Turning ugly food into meals for the hungry. There’s another reason to salvage misfit produce: to fight hunger healthfully. Forty-two million people face hunger in the United States according to Feeding America. Many organizations are using surplus produce to help meet that challenge. The USDA’s published list puts the number of food rescue organizations throughout the country at close to fifty. Among them is 412 Food Rescue, a nonprofit based in Pittsburgh, PA. It offers an Ugly CSA similar to what’s offered by Imperfect Food and Pittsburg-based Hungry Harvest, but at 412 Food Rescue the goal is to get surplus produce to those who are food insecure. Within two years of its founding, the organization had recovered "over 1.5 million pounds of food." It recently developed an app that allows anyone in the community to assist with deliveries.

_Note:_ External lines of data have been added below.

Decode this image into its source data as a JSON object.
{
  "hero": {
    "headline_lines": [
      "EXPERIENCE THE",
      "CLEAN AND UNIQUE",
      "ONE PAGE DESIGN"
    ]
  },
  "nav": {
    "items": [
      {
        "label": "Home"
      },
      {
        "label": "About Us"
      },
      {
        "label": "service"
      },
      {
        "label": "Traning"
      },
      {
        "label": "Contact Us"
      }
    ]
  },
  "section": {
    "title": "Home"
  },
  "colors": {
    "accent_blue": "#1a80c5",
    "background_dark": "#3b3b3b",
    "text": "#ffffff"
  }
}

Entrepreneurs transforming misfits into cash. Startups like Misfit Juicery, Fruitcycle, and Pulp Pantry are finding innovative ways to repurpose ugly produce. According to Misfit Juicery, which is turning ugly produce into juice, "20 billion pounds of fruits and veggies go unharvested or unsold every year in the U.S." Founded in 2015 by then Georgetown students Philip Wong and Ann Yang, the company has since produced a line of seven cold-pressed juices using "oddball produce farmers can’t sell." Their products are now being distributed along the East Coast between Washington, D.C. and New York. Wong and Yang continue to look for ways to expand their reach. At the heart of their efforts is the belief that every vegetable has innate worth and deserves a second chance.
Takeaway: You too can keep perfectly good food from entering the waste stream! It’s easy, affordable, and good for the health of our communities, and the global environment. Here's a quick look at what you can do.
- Subscribe to an Ugly Food CSA. If you live outside of the delivery range for Imperfect Produce, not to worry. Hungry Harvest offers customizable and affordable ugly harvest boxes too; they now deliver throughout Maryland, Washington, DC, Virginia, Greater Philadelphia, Southern New Jersey, Northern Delaware, South Florida and The Triangle Area in North Carolina.
- Petition your local grocery store or supermarket to sell ugly produce. With Figueiredo’s help, it’s easy to #DemandUgly! Follow this link to sign petitions and send comments to larger corporations. There’s always a way to do more!
- Support your local food rescue group by sending in donations or volunteer your hand distributing food. Using this Food Rescue Locator to find an organization near you.
- Bring 412 Food Rescue to your city. If you live in Chicago, San Francisco, or Philadelphia, you will soon be able to use the 412 Rescue app in your own community. Contact them to get started.
For more information about organizations fighting food loss and waste in the United States and abroad, check out this list from Food Tank.